RSM was fined $3.75 million by the SEC and accepted various firm and individual sanctions without admitting or denying the SEC's findings. RSM also noted in a statement that "the SEC did not bring charges of intentional misconduct, and the SEC previously has publicly stated that the former client deliberately "misled" the RSM US audit team."
Though incompetence and lack of judgment are obvious factors in the above audit failure, other unstated conditions that auditors deal with may also have an impact. As noted in the SEC report, major issues were being dealt with right up to the filing deadline and beyond, creating time pressure. Also, the auditor does not want to lose an audit client or the significant fees that the client pays for the audit. Over the four years in question, RSM averaged over $600 thousand per year in audit fees. Though these factors should not cloud the auditor's judgment when performing an audit, the undue pressure that they can exert can lead to accusations that they do. The auditor must retain constant vigilance to avoid even the appearance of such contentions.
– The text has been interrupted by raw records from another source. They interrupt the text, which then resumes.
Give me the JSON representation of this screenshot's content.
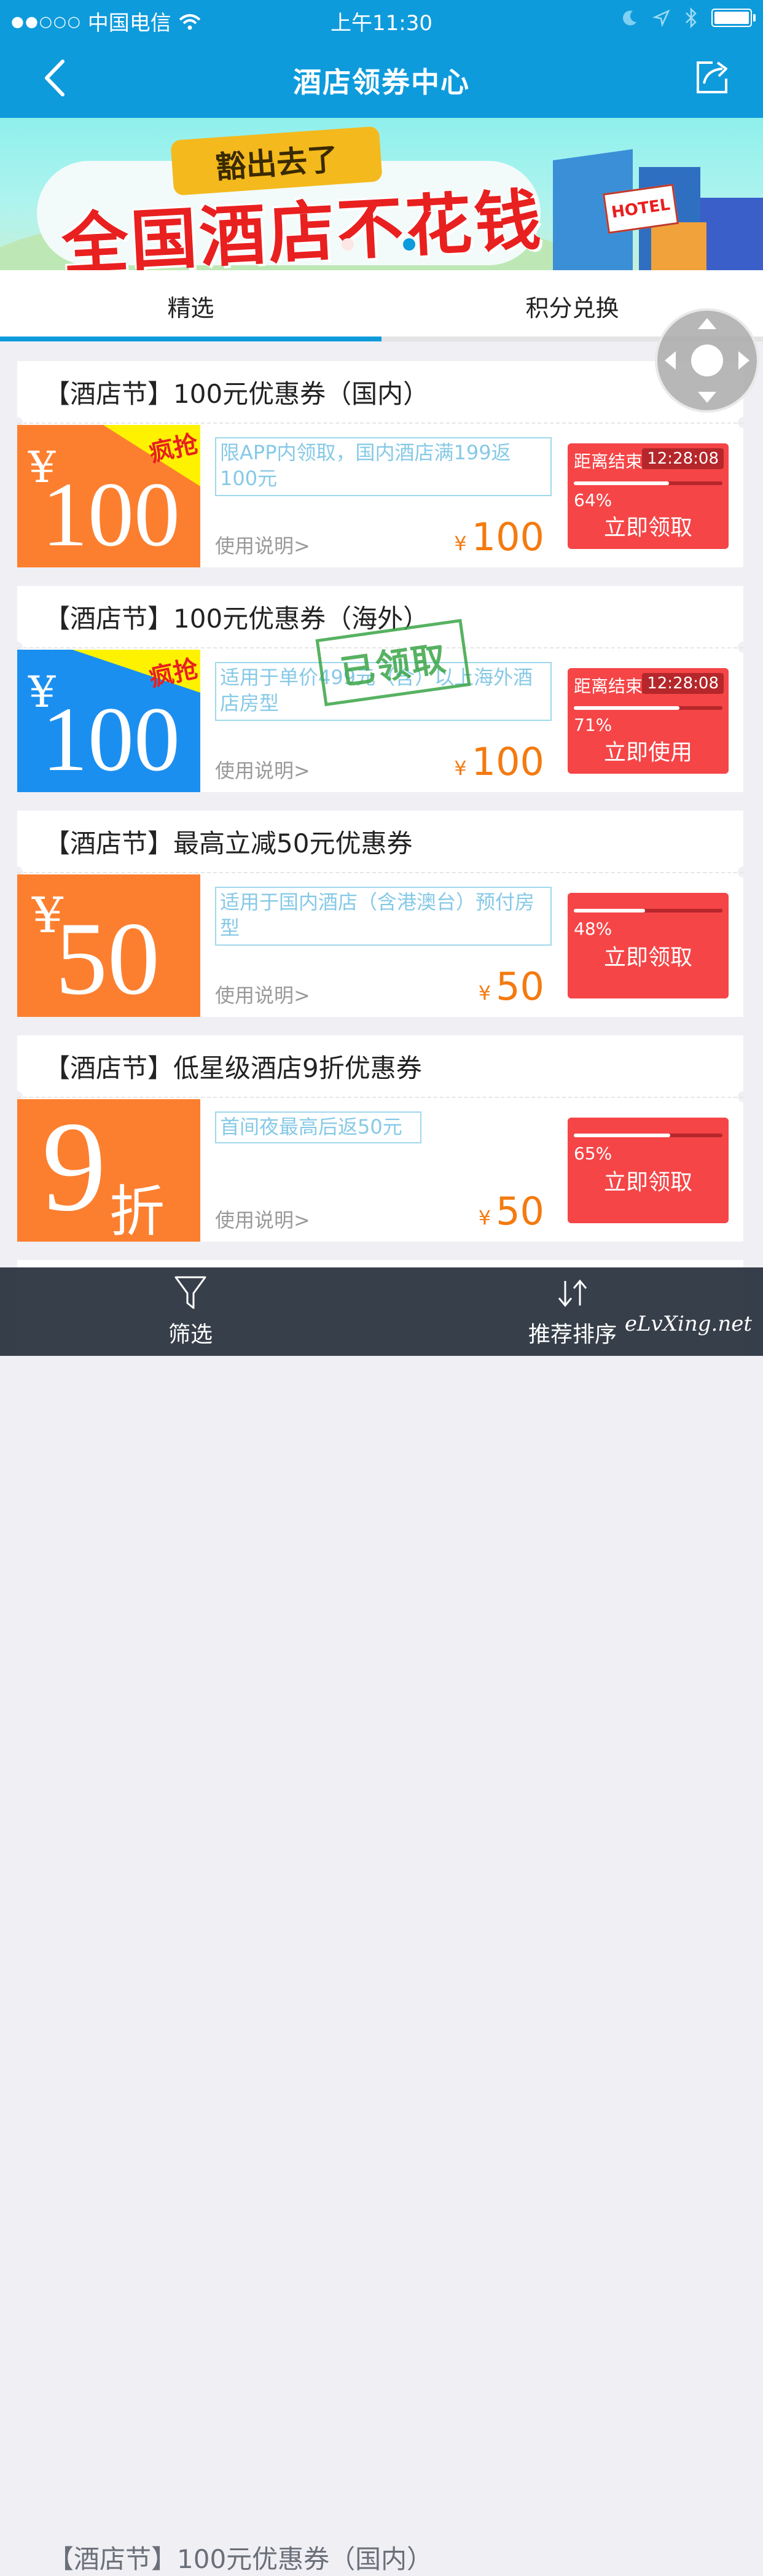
{
  "status_bar": {
    "signal": "●●○○○",
    "carrier": "中国电信",
    "time": "上午11:30"
  },
  "nav": {
    "title": "酒店领券中心",
    "back_icon": "chevron-left-icon",
    "share_icon": "share-icon"
  },
  "banner": {
    "tagline": "豁出去了",
    "slogan": "全国酒店不花钱",
    "sign": "HOTEL",
    "active_dot": 2,
    "dot_count": 2
  },
  "tabs": [
    {
      "label": "精选",
      "active": true
    },
    {
      "label": "积分兑换",
      "active": false
    }
  ],
  "colors": {
    "primary": "#0e9bdc",
    "orange": "#fc7f2f",
    "blue": "#1b8ff0",
    "red": "#f54547",
    "price": "#f47a0f"
  },
  "coupons": [
    {
      "title": "【酒店节】100元优惠券（国内）",
      "badge_symbol": "¥",
      "badge_value": "100",
      "badge_corner": "疯抢",
      "desc": "限APP内领取，国内酒店满199返100元",
      "usage": "使用说明>",
      "price_symbol": "¥",
      "price": "100",
      "deadline_label": "距离结束",
      "countdown": "12:28:08",
      "progress": 0.64,
      "progress_label": "64%",
      "action": "立即领取"
    },
    {
      "title": "【酒店节】100元优惠券（海外）",
      "badge_symbol": "¥",
      "badge_value": "100",
      "badge_corner": "疯抢",
      "desc": "适用于单价499元（含）以上海外酒店房型",
      "usage": "使用说明>",
      "price_symbol": "¥",
      "price": "100",
      "deadline_label": "距离结束",
      "countdown": "12:28:08",
      "progress": 0.71,
      "progress_label": "71%",
      "action": "立即使用",
      "stamp": "已领取"
    },
    {
      "title": "【酒店节】最高立减50元优惠券",
      "badge_symbol": "¥",
      "badge_value": "50",
      "desc": "适用于国内酒店（含港澳台）预付房型",
      "usage": "使用说明>",
      "price_symbol": "¥",
      "price": "50",
      "progress": 0.48,
      "progress_label": "48%",
      "action": "立即领取"
    },
    {
      "title": "【酒店节】低星级酒店9折优惠券",
      "badge_value": "9",
      "badge_unit": "折",
      "desc": "首间夜最高后返50元",
      "usage": "使用说明>",
      "price_symbol": "¥",
      "price": "50",
      "progress": 0.65,
      "progress_label": "65%",
      "action": "立即领取"
    }
  ],
  "partial_card_title": "【酒店节】100元优惠券（国内）",
  "bottom_bar": {
    "filter_label": "筛选",
    "filter_icon": "filter-funnel-icon",
    "sort_label": "推荐排序",
    "sort_icon": "sort-arrows-icon"
  },
  "watermark": "eLvXing.net"
}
To reemphasize an earlier point, before taking on an audit, the staffing must be considered with special care. Those assigned to perform detail testing must have experience adequate to handle the level of complexity found in the client's accounting principles and processes. Likewise, the necessary training at all levels must be assured prior to moving forward.
Further details can be found at SEC Charges Audit Firm RSM and Three Senior-Level Employees with Failure to Properly Conduct Client Audits.